### TASK ITEM
Where does the string "Downloads" appear? Copy every line of the entries below that holds it.

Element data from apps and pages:
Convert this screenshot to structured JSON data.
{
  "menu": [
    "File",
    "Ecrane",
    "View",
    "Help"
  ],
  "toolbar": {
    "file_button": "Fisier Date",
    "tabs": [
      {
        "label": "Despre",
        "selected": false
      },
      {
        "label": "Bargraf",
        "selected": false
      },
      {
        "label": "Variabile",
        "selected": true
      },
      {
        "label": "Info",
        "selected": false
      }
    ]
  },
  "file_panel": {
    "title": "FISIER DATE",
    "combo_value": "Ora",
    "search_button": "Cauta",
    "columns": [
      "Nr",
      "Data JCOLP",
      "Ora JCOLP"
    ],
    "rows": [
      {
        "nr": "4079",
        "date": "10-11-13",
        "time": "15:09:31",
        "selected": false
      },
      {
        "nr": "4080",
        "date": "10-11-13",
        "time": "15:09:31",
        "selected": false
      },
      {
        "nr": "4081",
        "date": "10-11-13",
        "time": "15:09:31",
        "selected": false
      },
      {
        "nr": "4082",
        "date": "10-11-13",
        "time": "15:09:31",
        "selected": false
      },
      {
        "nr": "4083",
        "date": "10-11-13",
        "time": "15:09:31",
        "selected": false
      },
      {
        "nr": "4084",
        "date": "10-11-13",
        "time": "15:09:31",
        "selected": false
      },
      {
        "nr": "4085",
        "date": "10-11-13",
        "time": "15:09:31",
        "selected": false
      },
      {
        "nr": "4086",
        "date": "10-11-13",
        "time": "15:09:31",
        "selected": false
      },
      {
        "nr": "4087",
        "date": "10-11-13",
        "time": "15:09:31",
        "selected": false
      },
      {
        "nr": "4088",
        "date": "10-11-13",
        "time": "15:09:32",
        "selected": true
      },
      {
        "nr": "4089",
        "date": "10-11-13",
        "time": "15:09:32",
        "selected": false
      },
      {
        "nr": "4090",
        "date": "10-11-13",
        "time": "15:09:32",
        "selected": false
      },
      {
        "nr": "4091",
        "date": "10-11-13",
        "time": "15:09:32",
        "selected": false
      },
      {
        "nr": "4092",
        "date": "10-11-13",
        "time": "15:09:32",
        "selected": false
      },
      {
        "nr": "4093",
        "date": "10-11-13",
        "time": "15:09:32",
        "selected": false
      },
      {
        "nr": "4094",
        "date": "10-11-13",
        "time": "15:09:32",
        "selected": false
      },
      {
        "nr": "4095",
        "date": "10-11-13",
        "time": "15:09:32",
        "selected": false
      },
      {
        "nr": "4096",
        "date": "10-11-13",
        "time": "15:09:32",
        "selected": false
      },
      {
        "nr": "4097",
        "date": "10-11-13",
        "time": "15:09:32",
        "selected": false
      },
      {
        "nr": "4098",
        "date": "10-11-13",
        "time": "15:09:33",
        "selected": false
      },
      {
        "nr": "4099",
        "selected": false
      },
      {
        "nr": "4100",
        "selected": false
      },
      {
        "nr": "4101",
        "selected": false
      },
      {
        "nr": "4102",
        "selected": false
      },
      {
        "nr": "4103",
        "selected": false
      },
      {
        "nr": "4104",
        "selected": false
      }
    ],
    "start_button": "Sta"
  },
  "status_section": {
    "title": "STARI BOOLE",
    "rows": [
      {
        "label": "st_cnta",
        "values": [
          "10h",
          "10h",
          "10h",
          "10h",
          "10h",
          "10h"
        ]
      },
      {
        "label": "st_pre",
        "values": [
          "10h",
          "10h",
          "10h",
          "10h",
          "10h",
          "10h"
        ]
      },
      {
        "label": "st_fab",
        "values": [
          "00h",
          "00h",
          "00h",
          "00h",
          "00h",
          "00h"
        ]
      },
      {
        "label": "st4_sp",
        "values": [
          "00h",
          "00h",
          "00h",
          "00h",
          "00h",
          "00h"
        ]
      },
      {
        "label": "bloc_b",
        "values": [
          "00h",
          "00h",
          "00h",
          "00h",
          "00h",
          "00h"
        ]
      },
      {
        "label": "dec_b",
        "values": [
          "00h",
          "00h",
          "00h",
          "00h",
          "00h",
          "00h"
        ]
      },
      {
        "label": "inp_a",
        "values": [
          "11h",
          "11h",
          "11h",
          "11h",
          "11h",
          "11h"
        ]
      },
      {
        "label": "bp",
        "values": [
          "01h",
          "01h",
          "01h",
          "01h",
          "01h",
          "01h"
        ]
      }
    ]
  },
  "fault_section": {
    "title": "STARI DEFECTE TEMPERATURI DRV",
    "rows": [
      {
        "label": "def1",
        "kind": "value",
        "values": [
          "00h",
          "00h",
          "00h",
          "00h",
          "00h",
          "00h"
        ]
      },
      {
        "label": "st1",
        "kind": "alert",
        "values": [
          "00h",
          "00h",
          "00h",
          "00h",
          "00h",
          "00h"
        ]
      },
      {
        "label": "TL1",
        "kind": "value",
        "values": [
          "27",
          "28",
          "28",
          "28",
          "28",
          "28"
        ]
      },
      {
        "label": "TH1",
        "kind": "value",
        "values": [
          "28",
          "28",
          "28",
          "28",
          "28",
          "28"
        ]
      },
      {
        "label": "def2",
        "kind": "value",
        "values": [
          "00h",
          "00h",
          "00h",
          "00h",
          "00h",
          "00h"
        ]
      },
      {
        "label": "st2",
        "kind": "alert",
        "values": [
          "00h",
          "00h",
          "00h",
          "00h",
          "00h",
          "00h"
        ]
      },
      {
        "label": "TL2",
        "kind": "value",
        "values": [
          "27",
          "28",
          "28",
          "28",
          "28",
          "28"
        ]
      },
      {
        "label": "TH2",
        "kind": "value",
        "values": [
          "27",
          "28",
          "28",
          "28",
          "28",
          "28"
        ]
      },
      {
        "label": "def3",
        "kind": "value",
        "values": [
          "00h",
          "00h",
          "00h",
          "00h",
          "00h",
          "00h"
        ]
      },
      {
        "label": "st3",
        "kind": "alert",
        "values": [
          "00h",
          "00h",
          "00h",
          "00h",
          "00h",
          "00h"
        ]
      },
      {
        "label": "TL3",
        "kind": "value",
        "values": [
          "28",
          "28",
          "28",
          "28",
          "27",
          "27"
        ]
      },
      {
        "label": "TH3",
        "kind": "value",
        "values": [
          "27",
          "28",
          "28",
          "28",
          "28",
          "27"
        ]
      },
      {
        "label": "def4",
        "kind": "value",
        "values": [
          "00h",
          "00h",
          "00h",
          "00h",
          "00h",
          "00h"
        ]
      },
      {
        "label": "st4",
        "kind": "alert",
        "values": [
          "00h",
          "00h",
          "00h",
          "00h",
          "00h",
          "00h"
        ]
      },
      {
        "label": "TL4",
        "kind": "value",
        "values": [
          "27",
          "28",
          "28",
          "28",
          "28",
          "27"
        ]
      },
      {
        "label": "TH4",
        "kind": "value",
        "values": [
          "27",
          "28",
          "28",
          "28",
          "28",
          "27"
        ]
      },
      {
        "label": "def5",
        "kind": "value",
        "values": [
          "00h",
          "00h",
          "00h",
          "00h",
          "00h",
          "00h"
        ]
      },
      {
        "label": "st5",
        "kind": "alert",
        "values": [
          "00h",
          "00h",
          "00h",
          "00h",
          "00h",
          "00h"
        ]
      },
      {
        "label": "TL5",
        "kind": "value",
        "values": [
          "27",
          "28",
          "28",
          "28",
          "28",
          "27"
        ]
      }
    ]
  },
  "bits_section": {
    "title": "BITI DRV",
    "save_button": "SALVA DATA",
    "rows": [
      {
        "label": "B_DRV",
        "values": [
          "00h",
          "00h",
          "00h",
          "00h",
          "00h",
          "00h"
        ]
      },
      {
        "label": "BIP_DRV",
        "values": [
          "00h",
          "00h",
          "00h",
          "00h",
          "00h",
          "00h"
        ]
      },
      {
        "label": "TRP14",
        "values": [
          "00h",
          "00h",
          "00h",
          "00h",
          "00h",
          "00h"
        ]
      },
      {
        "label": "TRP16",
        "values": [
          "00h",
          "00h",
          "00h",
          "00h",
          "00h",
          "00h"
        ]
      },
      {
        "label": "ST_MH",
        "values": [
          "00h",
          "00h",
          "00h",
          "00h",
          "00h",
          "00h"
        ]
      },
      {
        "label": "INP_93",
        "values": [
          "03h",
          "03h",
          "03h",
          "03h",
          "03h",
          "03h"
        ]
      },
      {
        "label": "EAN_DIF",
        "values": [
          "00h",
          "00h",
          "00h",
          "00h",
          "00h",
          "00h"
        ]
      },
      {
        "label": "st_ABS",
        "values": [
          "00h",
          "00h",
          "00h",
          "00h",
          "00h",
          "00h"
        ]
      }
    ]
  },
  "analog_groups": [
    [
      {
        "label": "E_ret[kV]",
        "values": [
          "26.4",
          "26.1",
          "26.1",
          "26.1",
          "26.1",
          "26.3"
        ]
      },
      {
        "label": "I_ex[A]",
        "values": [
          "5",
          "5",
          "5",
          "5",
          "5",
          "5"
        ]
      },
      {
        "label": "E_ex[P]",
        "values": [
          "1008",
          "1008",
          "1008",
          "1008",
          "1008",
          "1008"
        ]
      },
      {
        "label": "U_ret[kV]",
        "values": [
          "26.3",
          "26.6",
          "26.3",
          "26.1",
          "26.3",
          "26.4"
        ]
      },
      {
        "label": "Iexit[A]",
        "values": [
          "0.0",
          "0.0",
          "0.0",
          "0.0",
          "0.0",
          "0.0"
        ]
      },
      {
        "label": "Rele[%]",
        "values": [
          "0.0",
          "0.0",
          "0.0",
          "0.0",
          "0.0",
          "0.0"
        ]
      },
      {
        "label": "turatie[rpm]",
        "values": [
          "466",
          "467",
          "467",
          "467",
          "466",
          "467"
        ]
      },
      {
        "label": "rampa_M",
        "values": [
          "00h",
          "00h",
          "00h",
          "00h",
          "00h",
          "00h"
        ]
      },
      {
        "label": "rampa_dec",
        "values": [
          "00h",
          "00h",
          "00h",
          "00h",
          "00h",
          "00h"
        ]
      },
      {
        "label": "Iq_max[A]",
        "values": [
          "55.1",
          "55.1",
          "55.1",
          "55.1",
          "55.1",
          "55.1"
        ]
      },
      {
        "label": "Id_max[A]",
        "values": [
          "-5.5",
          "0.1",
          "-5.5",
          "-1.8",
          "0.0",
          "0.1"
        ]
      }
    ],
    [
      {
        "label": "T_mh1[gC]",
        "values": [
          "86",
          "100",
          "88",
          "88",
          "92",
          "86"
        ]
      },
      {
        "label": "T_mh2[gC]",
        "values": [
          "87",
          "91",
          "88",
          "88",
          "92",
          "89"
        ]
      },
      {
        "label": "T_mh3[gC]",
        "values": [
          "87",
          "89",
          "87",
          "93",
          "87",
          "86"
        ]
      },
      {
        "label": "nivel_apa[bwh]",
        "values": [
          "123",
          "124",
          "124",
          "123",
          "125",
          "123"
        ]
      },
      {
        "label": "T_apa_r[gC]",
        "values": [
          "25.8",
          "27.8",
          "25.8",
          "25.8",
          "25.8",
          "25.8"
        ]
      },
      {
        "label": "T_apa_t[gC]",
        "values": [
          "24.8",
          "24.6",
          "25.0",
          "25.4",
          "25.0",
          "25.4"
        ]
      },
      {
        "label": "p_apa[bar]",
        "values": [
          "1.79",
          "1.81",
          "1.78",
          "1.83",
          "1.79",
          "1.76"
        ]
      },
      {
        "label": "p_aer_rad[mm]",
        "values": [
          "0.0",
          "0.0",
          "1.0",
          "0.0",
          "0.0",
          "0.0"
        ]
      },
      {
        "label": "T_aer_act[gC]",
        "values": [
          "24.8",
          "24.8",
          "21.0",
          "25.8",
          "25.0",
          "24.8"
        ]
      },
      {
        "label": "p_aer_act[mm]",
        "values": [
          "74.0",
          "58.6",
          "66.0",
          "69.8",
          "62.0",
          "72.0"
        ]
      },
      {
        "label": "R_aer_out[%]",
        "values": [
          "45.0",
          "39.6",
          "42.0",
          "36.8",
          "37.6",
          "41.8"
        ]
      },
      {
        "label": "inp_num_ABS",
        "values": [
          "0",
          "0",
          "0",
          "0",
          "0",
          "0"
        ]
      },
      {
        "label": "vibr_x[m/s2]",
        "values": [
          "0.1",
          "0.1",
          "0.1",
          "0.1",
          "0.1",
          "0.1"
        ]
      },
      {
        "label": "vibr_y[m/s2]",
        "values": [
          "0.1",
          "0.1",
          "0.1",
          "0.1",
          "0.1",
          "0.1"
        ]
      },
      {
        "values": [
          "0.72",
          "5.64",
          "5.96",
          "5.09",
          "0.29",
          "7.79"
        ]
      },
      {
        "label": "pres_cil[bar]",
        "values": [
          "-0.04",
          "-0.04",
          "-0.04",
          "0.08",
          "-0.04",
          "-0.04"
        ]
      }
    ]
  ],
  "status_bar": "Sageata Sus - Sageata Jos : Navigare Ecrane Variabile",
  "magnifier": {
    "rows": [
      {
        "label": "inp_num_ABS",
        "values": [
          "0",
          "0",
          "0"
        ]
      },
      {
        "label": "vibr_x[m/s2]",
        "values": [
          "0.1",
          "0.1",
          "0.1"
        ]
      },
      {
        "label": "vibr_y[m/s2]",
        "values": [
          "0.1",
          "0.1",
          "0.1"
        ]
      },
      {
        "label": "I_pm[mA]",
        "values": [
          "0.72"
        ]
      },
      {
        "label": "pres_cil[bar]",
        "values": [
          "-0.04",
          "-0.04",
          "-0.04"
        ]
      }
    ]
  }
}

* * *

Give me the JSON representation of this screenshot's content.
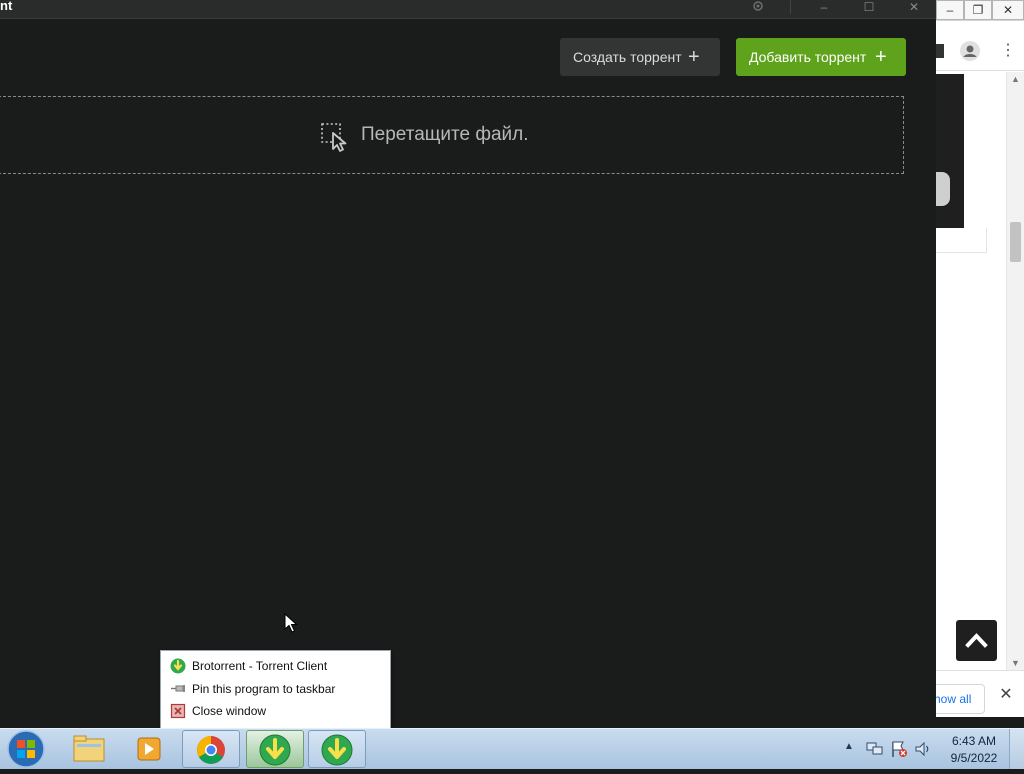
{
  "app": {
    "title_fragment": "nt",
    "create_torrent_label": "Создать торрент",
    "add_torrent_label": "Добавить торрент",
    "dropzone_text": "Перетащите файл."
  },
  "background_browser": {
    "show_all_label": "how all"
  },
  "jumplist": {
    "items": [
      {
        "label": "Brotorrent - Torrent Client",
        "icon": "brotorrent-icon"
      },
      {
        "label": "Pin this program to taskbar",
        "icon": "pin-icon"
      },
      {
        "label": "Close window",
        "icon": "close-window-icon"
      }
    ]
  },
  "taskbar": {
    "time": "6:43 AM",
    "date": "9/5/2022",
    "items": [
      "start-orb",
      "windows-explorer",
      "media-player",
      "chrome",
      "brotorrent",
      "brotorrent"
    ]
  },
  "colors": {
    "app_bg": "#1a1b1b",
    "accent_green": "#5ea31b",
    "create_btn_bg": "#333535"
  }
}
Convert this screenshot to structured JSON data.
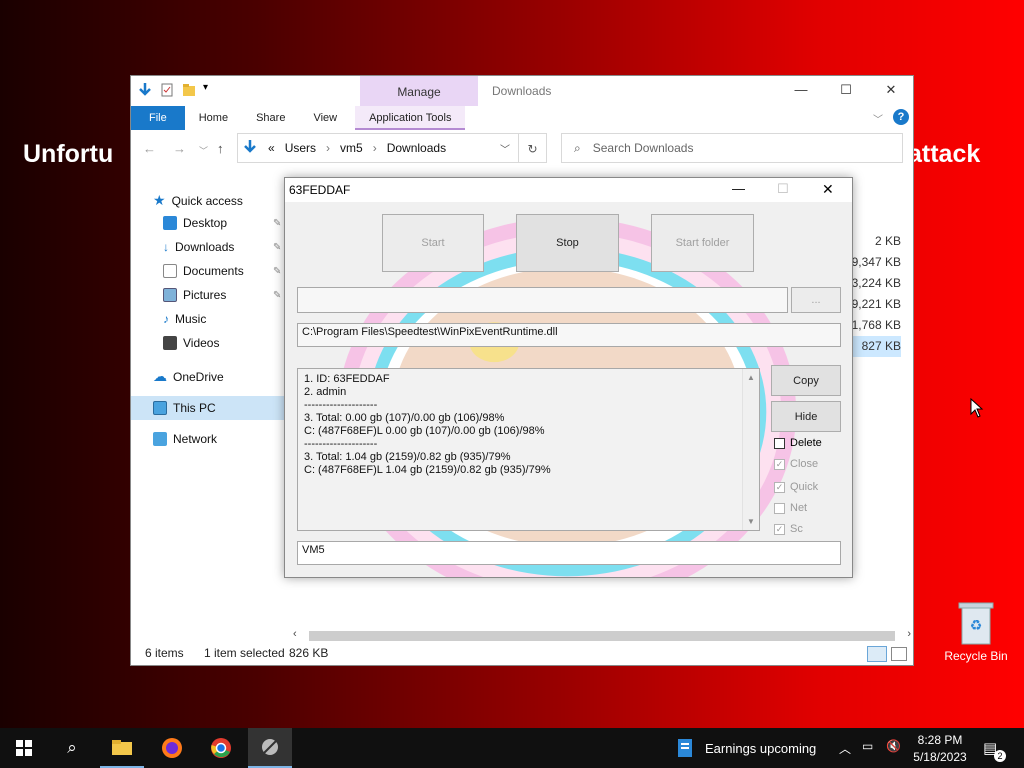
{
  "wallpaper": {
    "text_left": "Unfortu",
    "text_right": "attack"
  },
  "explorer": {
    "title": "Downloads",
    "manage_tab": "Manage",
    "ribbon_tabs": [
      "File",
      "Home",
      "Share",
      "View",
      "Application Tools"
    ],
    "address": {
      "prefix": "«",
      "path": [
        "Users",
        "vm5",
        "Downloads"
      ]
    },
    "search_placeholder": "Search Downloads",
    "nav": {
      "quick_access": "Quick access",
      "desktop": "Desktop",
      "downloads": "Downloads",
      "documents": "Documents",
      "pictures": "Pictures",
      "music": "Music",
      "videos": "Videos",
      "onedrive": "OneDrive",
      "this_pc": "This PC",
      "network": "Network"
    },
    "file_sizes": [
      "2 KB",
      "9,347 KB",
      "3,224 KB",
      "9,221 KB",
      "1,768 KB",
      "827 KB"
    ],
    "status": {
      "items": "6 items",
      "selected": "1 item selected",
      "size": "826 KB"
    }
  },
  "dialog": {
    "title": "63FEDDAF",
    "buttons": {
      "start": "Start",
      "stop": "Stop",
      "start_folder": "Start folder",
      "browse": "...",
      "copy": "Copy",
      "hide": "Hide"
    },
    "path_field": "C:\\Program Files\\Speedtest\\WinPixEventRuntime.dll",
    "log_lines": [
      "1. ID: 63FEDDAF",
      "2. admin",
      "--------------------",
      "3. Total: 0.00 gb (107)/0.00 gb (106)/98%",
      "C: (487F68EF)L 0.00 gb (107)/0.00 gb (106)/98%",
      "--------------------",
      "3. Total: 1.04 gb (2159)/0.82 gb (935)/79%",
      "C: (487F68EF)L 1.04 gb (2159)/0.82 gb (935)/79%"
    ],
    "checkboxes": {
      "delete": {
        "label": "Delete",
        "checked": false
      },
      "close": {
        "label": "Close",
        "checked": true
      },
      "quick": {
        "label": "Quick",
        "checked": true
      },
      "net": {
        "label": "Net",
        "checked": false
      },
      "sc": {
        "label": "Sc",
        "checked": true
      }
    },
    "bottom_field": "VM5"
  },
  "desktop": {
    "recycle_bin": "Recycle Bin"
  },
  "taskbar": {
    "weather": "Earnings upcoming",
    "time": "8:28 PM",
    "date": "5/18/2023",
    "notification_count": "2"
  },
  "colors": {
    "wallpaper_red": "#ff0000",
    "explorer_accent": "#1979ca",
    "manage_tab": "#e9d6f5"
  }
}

### RESULT BELOW
    "title": "Downloads",
        "Downloads"
    "search_placeholder": "Search Downloads",
      "downloads": "Downloads",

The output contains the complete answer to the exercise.